(Data records)
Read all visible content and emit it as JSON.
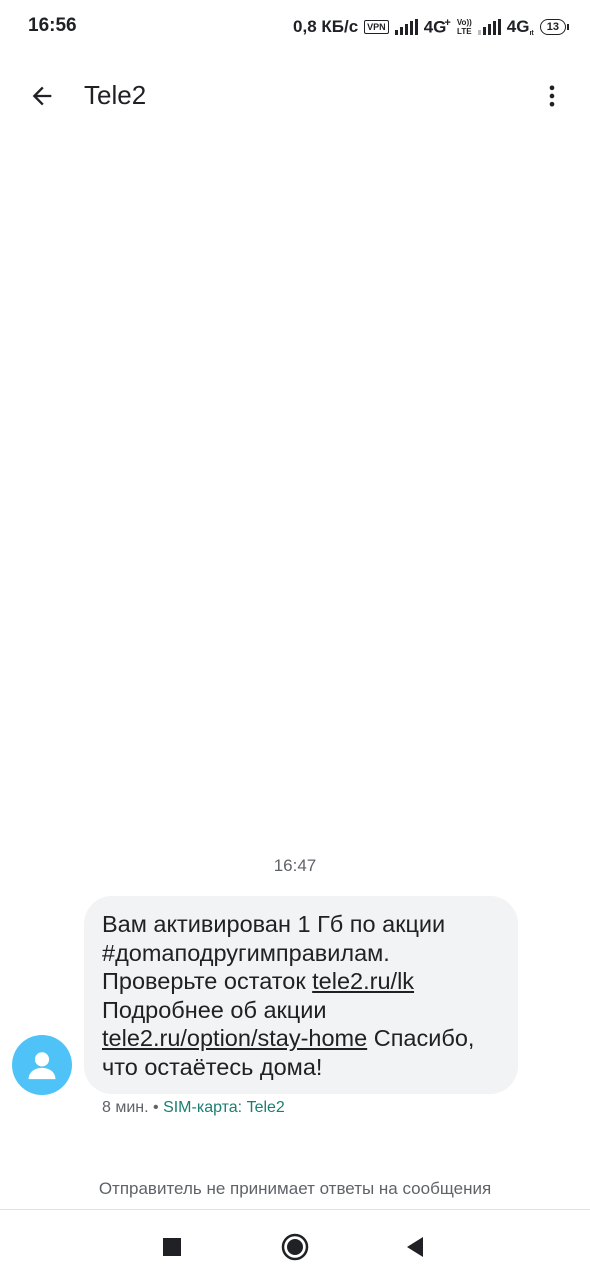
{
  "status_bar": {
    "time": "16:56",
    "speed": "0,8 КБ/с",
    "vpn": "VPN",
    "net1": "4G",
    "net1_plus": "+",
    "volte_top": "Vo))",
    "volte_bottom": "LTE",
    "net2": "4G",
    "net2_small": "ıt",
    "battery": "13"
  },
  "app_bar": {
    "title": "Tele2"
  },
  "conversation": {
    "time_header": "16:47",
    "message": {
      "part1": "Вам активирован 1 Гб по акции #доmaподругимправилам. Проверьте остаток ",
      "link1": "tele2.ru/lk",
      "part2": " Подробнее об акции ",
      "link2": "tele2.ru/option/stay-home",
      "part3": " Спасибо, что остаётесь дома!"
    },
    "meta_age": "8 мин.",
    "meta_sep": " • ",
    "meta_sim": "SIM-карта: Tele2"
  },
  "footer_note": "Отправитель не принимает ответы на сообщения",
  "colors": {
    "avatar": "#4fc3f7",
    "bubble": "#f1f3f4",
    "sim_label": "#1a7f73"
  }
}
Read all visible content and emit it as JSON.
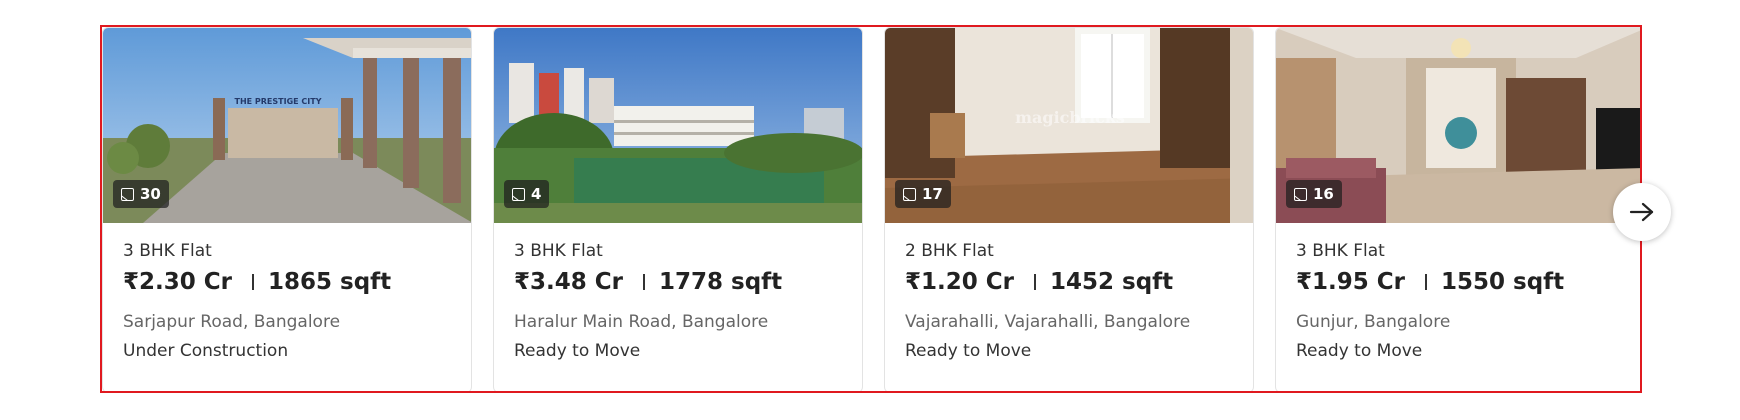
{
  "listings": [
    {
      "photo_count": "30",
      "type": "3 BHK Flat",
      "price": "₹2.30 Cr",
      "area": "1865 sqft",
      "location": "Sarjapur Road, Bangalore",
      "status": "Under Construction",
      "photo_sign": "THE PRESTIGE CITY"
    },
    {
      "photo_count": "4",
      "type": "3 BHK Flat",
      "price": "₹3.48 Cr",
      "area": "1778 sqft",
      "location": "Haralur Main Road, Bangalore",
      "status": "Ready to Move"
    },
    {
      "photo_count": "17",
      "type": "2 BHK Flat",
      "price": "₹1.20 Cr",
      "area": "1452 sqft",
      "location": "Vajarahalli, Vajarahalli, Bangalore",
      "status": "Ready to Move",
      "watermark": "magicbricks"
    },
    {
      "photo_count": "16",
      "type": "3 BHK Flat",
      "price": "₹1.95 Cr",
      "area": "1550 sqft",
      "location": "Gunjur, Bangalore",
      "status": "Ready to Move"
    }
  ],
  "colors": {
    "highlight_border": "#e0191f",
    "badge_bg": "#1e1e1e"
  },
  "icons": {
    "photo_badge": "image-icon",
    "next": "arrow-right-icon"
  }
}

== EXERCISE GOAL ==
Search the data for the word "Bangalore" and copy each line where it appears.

== RESPONSE TO THIS EXERCISE ==
      "location": "Sarjapur Road, Bangalore",
      "location": "Haralur Main Road, Bangalore",
      "location": "Vajarahalli, Vajarahalli, Bangalore",
      "location": "Gunjur, Bangalore",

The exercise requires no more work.